Directions for this task
Every entry is to be returned verbatim.

Records

>>>

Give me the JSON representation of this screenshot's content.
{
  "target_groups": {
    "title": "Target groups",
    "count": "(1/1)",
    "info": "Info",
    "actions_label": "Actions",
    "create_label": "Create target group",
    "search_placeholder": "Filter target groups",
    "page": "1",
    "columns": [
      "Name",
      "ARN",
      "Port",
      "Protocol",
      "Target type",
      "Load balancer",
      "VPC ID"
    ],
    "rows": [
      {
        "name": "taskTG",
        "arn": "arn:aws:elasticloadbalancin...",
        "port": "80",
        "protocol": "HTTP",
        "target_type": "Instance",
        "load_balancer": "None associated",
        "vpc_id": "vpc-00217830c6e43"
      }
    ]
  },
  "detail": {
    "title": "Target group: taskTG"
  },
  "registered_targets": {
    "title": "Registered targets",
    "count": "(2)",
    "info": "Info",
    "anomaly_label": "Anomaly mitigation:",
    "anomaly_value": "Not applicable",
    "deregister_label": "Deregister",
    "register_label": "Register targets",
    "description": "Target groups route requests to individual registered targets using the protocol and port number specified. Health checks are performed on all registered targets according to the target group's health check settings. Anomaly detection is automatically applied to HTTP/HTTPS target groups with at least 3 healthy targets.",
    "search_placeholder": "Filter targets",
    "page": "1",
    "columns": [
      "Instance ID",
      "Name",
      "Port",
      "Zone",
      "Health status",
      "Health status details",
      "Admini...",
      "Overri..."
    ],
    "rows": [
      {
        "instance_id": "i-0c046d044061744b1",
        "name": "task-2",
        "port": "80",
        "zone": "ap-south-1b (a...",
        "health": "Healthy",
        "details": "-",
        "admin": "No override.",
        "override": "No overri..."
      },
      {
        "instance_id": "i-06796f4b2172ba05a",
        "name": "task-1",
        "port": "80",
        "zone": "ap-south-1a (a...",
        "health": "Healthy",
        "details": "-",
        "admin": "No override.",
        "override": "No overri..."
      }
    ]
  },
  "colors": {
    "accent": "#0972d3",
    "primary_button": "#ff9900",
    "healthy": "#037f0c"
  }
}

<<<

Your response
Give me the JSON representation of this screenshot's content.
{
  "target_groups": {
    "title": "Target groups",
    "count": "(1/1)",
    "info": "Info",
    "actions_label": "Actions",
    "create_label": "Create target group",
    "search_placeholder": "Filter target groups",
    "page": "1",
    "columns": [
      "Name",
      "ARN",
      "Port",
      "Protocol",
      "Target type",
      "Load balancer",
      "VPC ID"
    ],
    "rows": [
      {
        "name": "taskTG",
        "arn": "arn:aws:elasticloadbalancin...",
        "port": "80",
        "protocol": "HTTP",
        "target_type": "Instance",
        "load_balancer": "None associated",
        "vpc_id": "vpc-00217830c6e43"
      }
    ]
  },
  "detail": {
    "title": "Target group: taskTG"
  },
  "registered_targets": {
    "title": "Registered targets",
    "count": "(2)",
    "info": "Info",
    "anomaly_label": "Anomaly mitigation:",
    "anomaly_value": "Not applicable",
    "deregister_label": "Deregister",
    "register_label": "Register targets",
    "description": "Target groups route requests to individual registered targets using the protocol and port number specified. Health checks are performed on all registered targets according to the target group's health check settings. Anomaly detection is automatically applied to HTTP/HTTPS target groups with at least 3 healthy targets.",
    "search_placeholder": "Filter targets",
    "page": "1",
    "columns": [
      "Instance ID",
      "Name",
      "Port",
      "Zone",
      "Health status",
      "Health status details",
      "Admini...",
      "Overri..."
    ],
    "rows": [
      {
        "instance_id": "i-0c046d044061744b1",
        "name": "task-2",
        "port": "80",
        "zone": "ap-south-1b (a...",
        "health": "Healthy",
        "details": "-",
        "admin": "No override.",
        "override": "No overri..."
      },
      {
        "instance_id": "i-06796f4b2172ba05a",
        "name": "task-1",
        "port": "80",
        "zone": "ap-south-1a (a...",
        "health": "Healthy",
        "details": "-",
        "admin": "No override.",
        "override": "No overri..."
      }
    ]
  },
  "colors": {
    "accent": "#0972d3",
    "primary_button": "#ff9900",
    "healthy": "#037f0c"
  }
}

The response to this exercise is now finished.